“Every garden should have one of these,” said the woman who gave me the small rooted shrub, a type of euonymus, she said. “You’ll love the fall foliage, and the gorgeous berries are great for arrangements–they last, too.”
She was right on all counts, including the “last” part. Make that multiply instead, and I mean the tree, not the berries–which are indeed gorgeous, as it turned out. In the fall, each four-segmented pod opens its velvety crimson arms to reveal a quartet of showy orange berries inside. It’s a colour combination hard to beat.
The shrub turned out to bear more resemblance to a triffid than a euonymus. One day it was behaving itself nicely in the front garden, the next it was leering in the front window. Well, that’s an exaggeration, but before five years had passed there were three tall ones marching menacingly toward the house and another one had magically appeared in the back garden, courtesy of the birds, I expect. They grew fuller and elbowed out the dogwood and a nice dwarf cotoneaster. The back one was heading toward my neighbour’s gorgeous beauty bush.
I hauled out the spade and began digging. The wood was hard and unyielding–worse, I realized the roots were travelling and another triffid was sprouting two feet away. So I hired the teenager next door, and he spent two days digging out the back one and its small progeny.
This past fall it took two landscape guys an afternoon to chop out the roots of the front ones with axes.
My friend was also correct that her gift was some kind of euonymus — Euonymus europeaeus, in fact, commonly known as European spindletree and common to English hedgerows but, as I found out, it can be an invasive plant in parts of eastern North America.

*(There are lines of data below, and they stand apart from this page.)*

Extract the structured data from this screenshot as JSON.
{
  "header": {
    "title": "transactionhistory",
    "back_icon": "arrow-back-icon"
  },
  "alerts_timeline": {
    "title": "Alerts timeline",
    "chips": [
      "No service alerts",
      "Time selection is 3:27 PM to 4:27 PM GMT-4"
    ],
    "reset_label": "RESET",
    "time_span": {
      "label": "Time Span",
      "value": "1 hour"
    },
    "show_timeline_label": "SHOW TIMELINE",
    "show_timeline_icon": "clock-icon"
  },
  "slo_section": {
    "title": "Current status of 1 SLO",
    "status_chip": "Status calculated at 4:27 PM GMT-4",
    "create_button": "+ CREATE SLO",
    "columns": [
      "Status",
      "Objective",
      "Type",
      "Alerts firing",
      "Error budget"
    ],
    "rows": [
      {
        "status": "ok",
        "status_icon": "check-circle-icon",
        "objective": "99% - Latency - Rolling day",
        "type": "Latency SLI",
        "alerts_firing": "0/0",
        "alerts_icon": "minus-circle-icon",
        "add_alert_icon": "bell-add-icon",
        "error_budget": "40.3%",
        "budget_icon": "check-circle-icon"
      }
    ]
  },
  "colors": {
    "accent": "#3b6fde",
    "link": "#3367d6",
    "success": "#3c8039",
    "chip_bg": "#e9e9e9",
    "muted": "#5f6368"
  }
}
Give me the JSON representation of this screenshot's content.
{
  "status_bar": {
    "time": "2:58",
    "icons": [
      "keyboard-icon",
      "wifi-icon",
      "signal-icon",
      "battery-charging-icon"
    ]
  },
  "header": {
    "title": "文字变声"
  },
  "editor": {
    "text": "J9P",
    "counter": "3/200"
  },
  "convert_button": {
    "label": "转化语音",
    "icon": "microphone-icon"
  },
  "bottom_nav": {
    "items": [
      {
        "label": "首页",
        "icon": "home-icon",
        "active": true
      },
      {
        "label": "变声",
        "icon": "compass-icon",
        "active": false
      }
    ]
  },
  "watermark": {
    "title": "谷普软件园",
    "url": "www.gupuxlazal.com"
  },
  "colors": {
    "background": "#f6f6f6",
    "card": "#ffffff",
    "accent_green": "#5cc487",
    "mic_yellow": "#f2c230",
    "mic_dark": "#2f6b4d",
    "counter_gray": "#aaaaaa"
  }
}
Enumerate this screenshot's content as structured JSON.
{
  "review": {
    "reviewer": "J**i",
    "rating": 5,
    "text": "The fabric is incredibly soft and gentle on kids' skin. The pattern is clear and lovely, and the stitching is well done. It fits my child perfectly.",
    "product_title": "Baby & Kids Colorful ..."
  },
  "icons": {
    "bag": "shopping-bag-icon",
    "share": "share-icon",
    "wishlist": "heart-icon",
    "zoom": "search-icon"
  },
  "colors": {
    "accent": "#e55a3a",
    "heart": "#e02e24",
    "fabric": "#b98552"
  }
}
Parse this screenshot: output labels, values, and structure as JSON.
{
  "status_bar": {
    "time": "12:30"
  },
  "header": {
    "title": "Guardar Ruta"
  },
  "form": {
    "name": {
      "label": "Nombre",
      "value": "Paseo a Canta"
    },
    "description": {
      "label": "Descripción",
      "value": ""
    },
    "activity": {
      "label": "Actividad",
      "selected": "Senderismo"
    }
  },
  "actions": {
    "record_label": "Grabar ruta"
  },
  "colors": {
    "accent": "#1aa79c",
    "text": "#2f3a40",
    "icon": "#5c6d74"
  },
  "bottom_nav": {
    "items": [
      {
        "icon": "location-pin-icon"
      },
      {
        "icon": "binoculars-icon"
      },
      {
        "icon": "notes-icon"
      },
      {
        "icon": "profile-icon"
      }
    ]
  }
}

It’s very cold hardy and survives in any soil, especially in dry, shaded areas. The wood is indeed very hard and will take a sharp point, so it was used long ago to make spindles for spinning wool. Those beautiful berries are poisonous, but they, as well as the bark and leaves, have been used medicinally in small amounts as a laxative and purgative, and externally to treat lice and scabies.
Many pretty plants that thrive in our gardens are invasive or on the “alert” list and become garden pests. And they vary greatly from place to place–a plant that wants to take over in my part of the world may not be invasive in yours.
Check what’s unwelcome in your area by Googling “invasive plants” and your province or state. For Ontario, where I live, I found this site that identifies invasives and alerts, and also offers alternative plants to grow.
And let me know what wants to be boss in your garden so we can all compare notes.